Input material
------------

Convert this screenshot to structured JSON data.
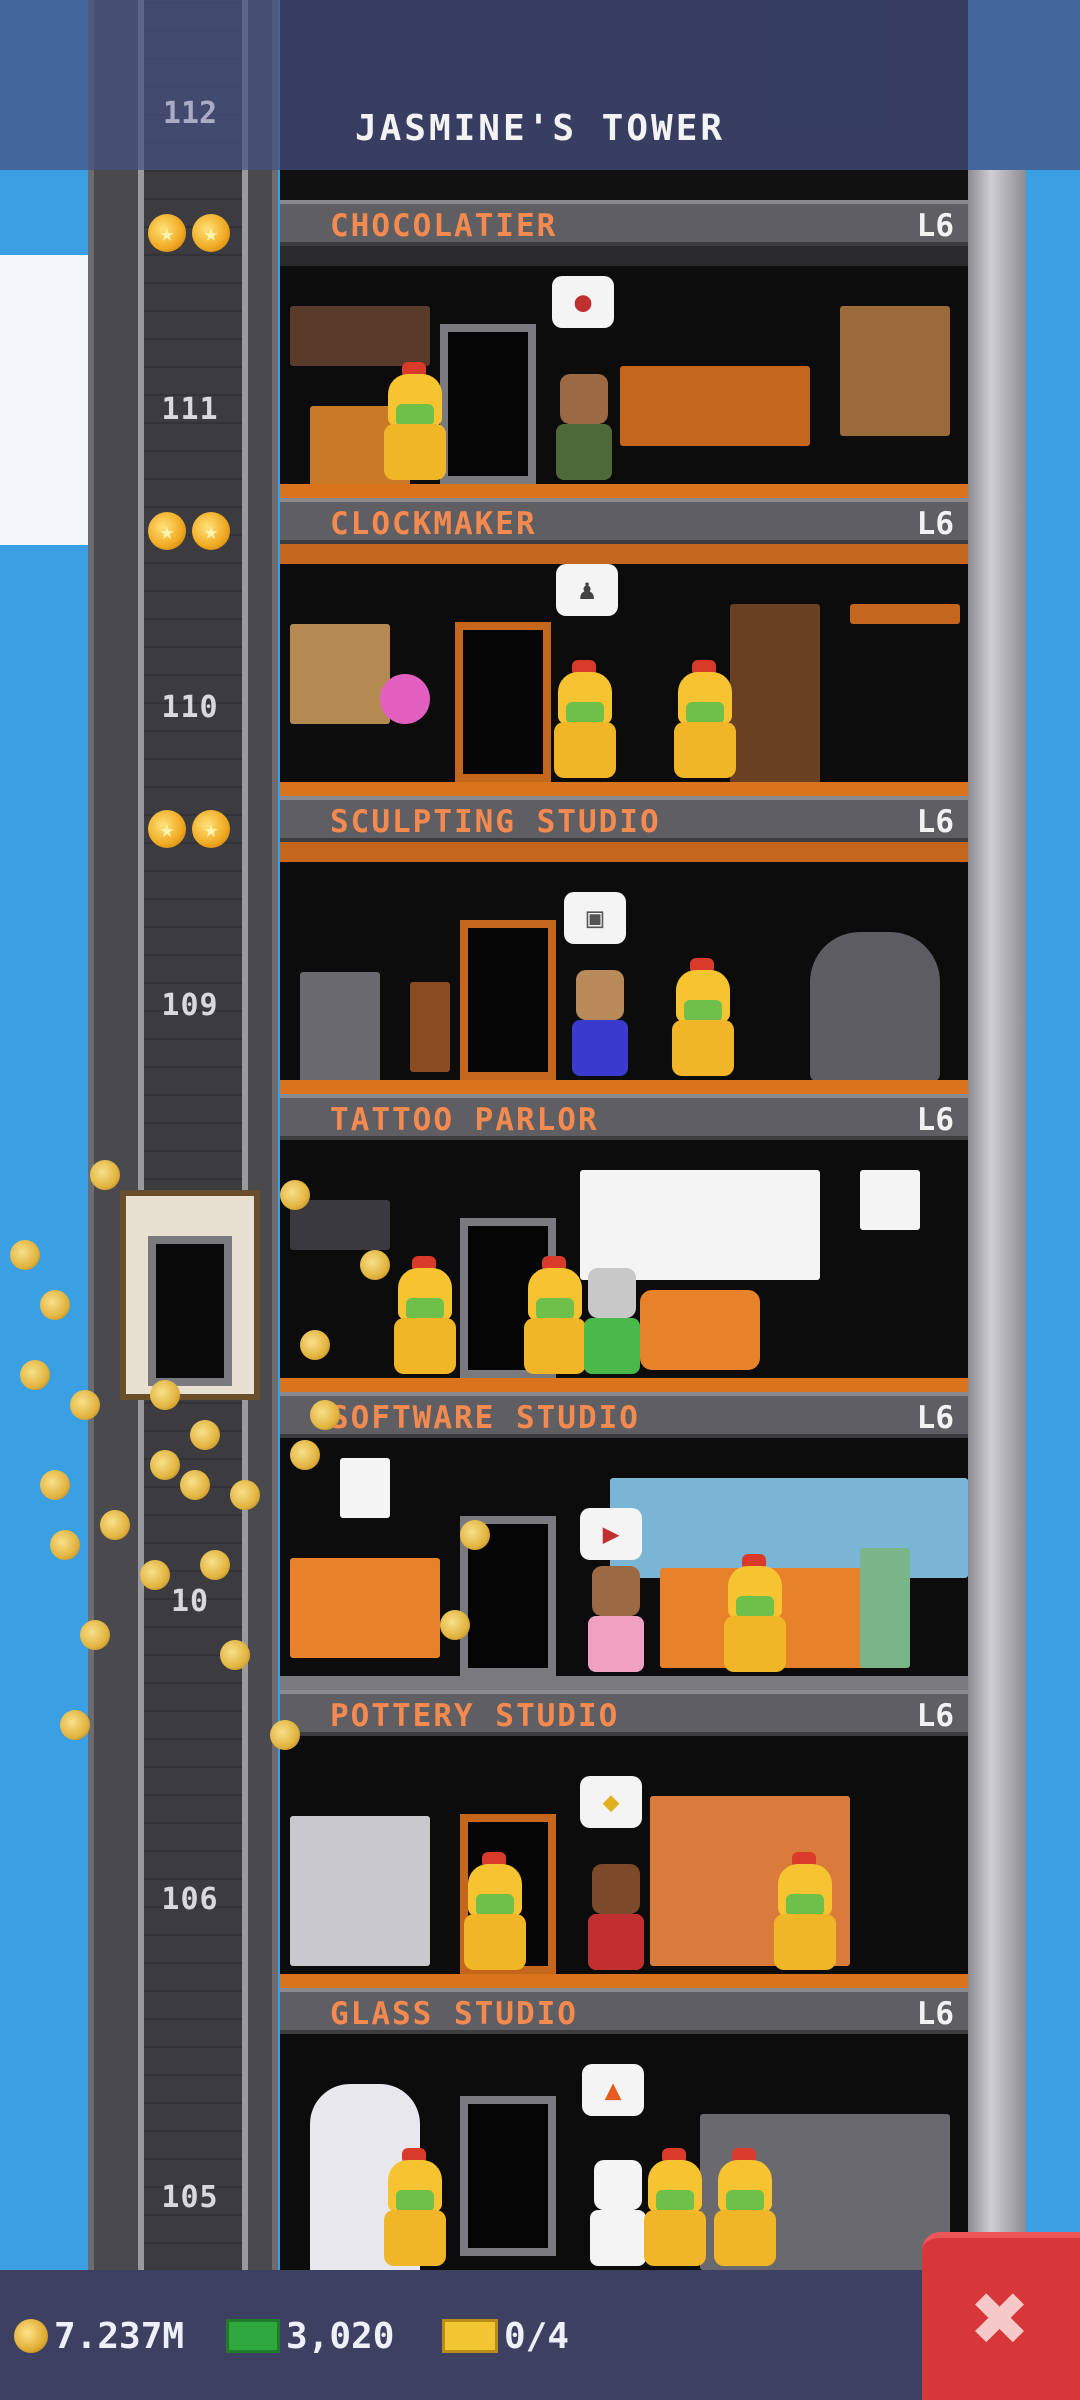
{
  "header": {
    "title": "JASMINE'S TOWER",
    "top_floor_number": "112"
  },
  "floors": [
    {
      "name": "CHOCOLATIER",
      "level": "L6",
      "number": "111",
      "stars": 2
    },
    {
      "name": "CLOCKMAKER",
      "level": "L6",
      "number": "110",
      "stars": 2
    },
    {
      "name": "SCULPTING STUDIO",
      "level": "L6",
      "number": "109",
      "stars": 2
    },
    {
      "name": "TATTOO PARLOR",
      "level": "L6",
      "number": "",
      "stars": 0
    },
    {
      "name": "SOFTWARE STUDIO",
      "level": "L6",
      "number": "10",
      "stars": 0
    },
    {
      "name": "POTTERY STUDIO",
      "level": "L6",
      "number": "106",
      "stars": 0
    },
    {
      "name": "GLASS STUDIO",
      "level": "L6",
      "number": "105",
      "stars": 0
    }
  ],
  "status": {
    "coins": "7.237M",
    "bux": "3,020",
    "tickets": "0/4"
  },
  "close_button": {
    "label": "✖"
  },
  "colors": {
    "banner_text": "#f58a50",
    "sky": "#3a9fe3",
    "close": "#d8373a"
  }
}
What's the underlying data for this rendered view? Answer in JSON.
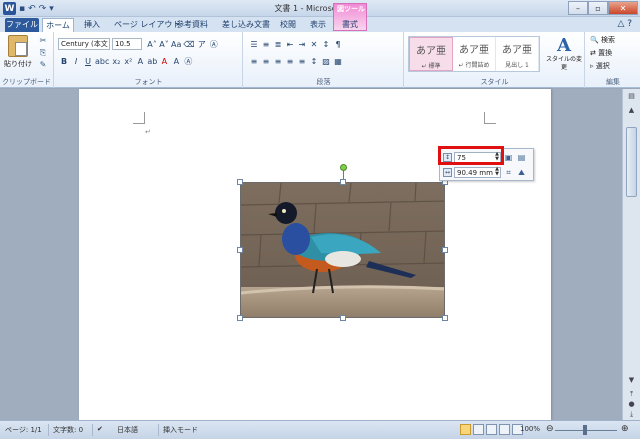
{
  "title_bar": {
    "app_icon": "W",
    "title": "文書 1 - Microsoft Word",
    "qat_items": [
      "save-icon",
      "undo-icon",
      "redo-icon",
      "customize-icon"
    ],
    "window_controls": [
      "minimize",
      "maximize",
      "close"
    ]
  },
  "tabs": {
    "file": "ファイル",
    "home": "ホーム",
    "insert": "挿入",
    "page_layout": "ページ レイアウト",
    "references": "参考資料",
    "mailings": "差し込み文書",
    "review": "校閲",
    "view": "表示",
    "context_group": "図ツール",
    "format": "書式"
  },
  "ribbon": {
    "clipboard": {
      "label": "クリップボード",
      "paste": "貼り付け"
    },
    "font": {
      "label": "フォント",
      "font_name": "Century (本文",
      "font_size": "10.5"
    },
    "paragraph": {
      "label": "段落"
    },
    "styles": {
      "label": "スタイル",
      "items": [
        {
          "preview": "あア亜",
          "name": "↵ 標準"
        },
        {
          "preview": "あア亜",
          "name": "↵ 行間詰め"
        },
        {
          "preview": "あア亜",
          "name": "見出し 1"
        }
      ],
      "change_styles": "スタイルの変更"
    },
    "editing": {
      "label": "編集",
      "find": "検索",
      "replace": "置換",
      "select": "選択"
    }
  },
  "document": {
    "paragraph_mark": "↵"
  },
  "mini_toolbar": {
    "height_value": "75",
    "width_value": "90.49 mm"
  },
  "status_bar": {
    "page": "ページ: 1/1",
    "word_count": "文字数: 0",
    "language": "日本語",
    "mode": "挿入モード",
    "zoom": "100%"
  },
  "colors": {
    "file_tab": "#2c5a9c",
    "highlight": "#e01010",
    "context_tab": "#f28ad4"
  }
}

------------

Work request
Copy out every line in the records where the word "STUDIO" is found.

Task solution
      "name": "SCULPTING STUDIO",
      "name": "SOFTWARE STUDIO",
      "name": "POTTERY STUDIO",
      "name": "GLASS STUDIO",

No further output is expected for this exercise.